[[ Listed records open ]]
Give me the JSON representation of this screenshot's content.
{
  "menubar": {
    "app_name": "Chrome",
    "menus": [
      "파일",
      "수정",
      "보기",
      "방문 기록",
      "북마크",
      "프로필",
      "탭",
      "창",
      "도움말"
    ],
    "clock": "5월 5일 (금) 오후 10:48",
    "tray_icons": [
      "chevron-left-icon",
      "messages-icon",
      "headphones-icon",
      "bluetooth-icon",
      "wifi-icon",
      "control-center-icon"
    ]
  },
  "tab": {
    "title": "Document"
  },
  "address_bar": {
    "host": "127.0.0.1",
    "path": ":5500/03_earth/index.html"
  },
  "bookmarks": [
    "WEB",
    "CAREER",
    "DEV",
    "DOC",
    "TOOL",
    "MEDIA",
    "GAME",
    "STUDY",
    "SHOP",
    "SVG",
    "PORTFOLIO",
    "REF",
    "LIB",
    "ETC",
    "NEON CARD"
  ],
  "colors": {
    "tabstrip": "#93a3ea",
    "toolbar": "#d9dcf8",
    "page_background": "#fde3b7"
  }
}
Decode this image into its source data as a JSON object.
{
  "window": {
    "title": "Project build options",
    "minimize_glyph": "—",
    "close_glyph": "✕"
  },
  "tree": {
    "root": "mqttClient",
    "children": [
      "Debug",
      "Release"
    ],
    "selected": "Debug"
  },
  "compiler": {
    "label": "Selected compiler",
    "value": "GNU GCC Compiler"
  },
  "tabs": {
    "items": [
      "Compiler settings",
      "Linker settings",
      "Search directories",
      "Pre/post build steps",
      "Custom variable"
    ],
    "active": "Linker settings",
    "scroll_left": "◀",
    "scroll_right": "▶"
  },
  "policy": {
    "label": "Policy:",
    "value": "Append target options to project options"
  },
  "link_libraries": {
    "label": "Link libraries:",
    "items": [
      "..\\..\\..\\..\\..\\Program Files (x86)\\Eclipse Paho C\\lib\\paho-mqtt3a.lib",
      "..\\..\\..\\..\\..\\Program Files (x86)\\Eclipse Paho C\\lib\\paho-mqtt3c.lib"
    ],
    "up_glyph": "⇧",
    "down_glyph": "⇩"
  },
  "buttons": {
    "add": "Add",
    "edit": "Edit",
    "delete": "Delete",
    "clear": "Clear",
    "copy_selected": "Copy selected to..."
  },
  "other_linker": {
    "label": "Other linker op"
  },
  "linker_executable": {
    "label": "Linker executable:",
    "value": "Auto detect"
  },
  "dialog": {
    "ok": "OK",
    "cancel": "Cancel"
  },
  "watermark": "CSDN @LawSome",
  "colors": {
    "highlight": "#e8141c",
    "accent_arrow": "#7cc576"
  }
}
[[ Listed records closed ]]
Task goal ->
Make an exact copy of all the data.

Output for this task ->
Give me the JSON representation of this screenshot's content.
{
  "menubar": {
    "app_name": "Chrome",
    "menus": [
      "파일",
      "수정",
      "보기",
      "방문 기록",
      "북마크",
      "프로필",
      "탭",
      "창",
      "도움말"
    ],
    "clock": "5월 5일 (금) 오후 10:48",
    "tray_icons": [
      "chevron-left-icon",
      "messages-icon",
      "headphones-icon",
      "bluetooth-icon",
      "wifi-icon",
      "control-center-icon"
    ]
  },
  "tab": {
    "title": "Document"
  },
  "address_bar": {
    "host": "127.0.0.1",
    "path": ":5500/03_earth/index.html"
  },
  "bookmarks": [
    "WEB",
    "CAREER",
    "DEV",
    "DOC",
    "TOOL",
    "MEDIA",
    "GAME",
    "STUDY",
    "SHOP",
    "SVG",
    "PORTFOLIO",
    "REF",
    "LIB",
    "ETC",
    "NEON CARD"
  ],
  "colors": {
    "tabstrip": "#93a3ea",
    "toolbar": "#d9dcf8",
    "page_background": "#fde3b7"
  }
}
Decode this image into its source data as a JSON object.
{
  "window": {
    "title": "Project build options",
    "minimize_glyph": "—",
    "close_glyph": "✕"
  },
  "tree": {
    "root": "mqttClient",
    "children": [
      "Debug",
      "Release"
    ],
    "selected": "Debug"
  },
  "compiler": {
    "label": "Selected compiler",
    "value": "GNU GCC Compiler"
  },
  "tabs": {
    "items": [
      "Compiler settings",
      "Linker settings",
      "Search directories",
      "Pre/post build steps",
      "Custom variable"
    ],
    "active": "Linker settings",
    "scroll_left": "◀",
    "scroll_right": "▶"
  },
  "policy": {
    "label": "Policy:",
    "value": "Append target options to project options"
  },
  "link_libraries": {
    "label": "Link libraries:",
    "items": [
      "..\\..\\..\\..\\..\\Program Files (x86)\\Eclipse Paho C\\lib\\paho-mqtt3a.lib",
      "..\\..\\..\\..\\..\\Program Files (x86)\\Eclipse Paho C\\lib\\paho-mqtt3c.lib"
    ],
    "up_glyph": "⇧",
    "down_glyph": "⇩"
  },
  "buttons": {
    "add": "Add",
    "edit": "Edit",
    "delete": "Delete",
    "clear": "Clear",
    "copy_selected": "Copy selected to..."
  },
  "other_linker": {
    "label": "Other linker op"
  },
  "linker_executable": {
    "label": "Linker executable:",
    "value": "Auto detect"
  },
  "dialog": {
    "ok": "OK",
    "cancel": "Cancel"
  },
  "watermark": "CSDN @LawSome",
  "colors": {
    "highlight": "#e8141c",
    "accent_arrow": "#7cc576"
  }
}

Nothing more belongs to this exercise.